Common Core State Standards: Conducting short research projects that build knowledge about a topic; citing specific textual evidence when writing or speaking to support conclusions; reading closely what a text says explicitly and to make logical inferences from it.
5. More Water Restrictions
Intense heat, lack of rain and severe droughts have had a huge impact on states in the American West. Nowhere is that more evident than along the Colorado River, which supplies water to 40 million people in seven southwestern U.S. states and the nation of Mexico. Now, for the second time in two years, the U.S. federal government is restricting how much water can be drawn from the river for farming and other activities — and more drastic restrictions may be on the way, the New York Times reported. Last month, federal officials set new restrictions for water use by the states of Arizona and Nevada after they and five other states failed to meet a deadline for adopting steeper cuts in water use. In June, the federal government asked the states of Arizona, Nevada, Colorado, California, New Mexico, Utah and Wyoming to negotiate among themselves to come up with a plan for using less water and threatened to impose steep restrictions if they did not. The negotiations have gone slowly, prompting one frustrated official to complain they had produced “exactly nothing in terms of meaningful collective action.” The restrictions on Arizona and Nevada were prompted by the fact that Lake Mead, the huge reservoir fed by the Colorado River, is now about 175 feet lower than it was in the year 2000. Severe droughts are having an impact on human activities all over the United States and the world. In the newspaper or online, find and closely read stories about the impact in different places. Use what you read to create the home page for an informational website on “Drought Around the World.” Pick four cases to highlight the impact of drought and write headlines and copy blocks to explain them. Choose images from the newspaper or Internet to go with each copy block.
Common Core State Standards: Integrating information presented in different media or formats to develop a coherent understanding of a topic; conducting short research projects that build knowledge about a topic.

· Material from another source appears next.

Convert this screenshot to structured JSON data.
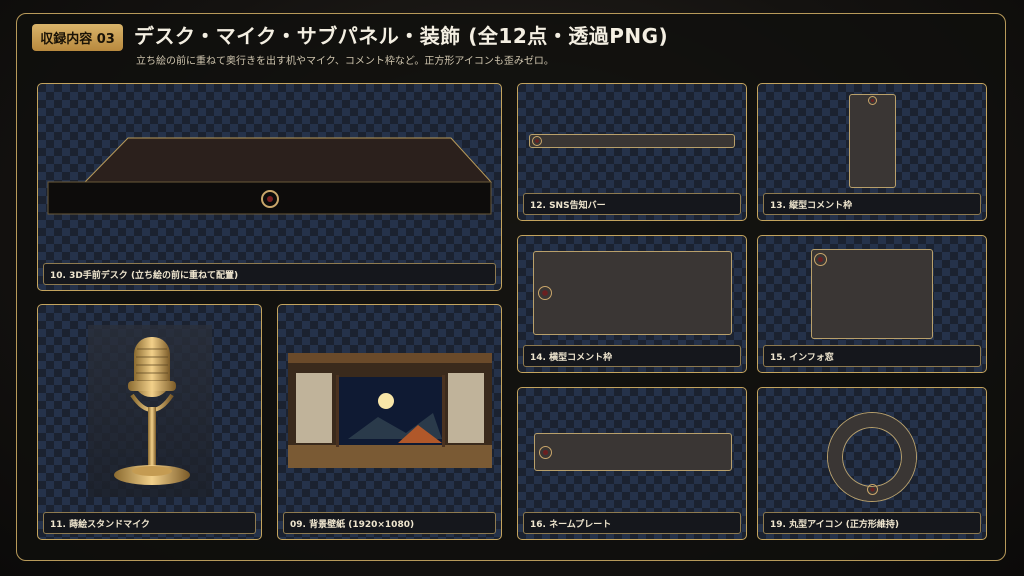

Colorado NIE Weekly lessons
Colorado NIE Youth Content
Lessons & Classroom Activities
Resources by grade level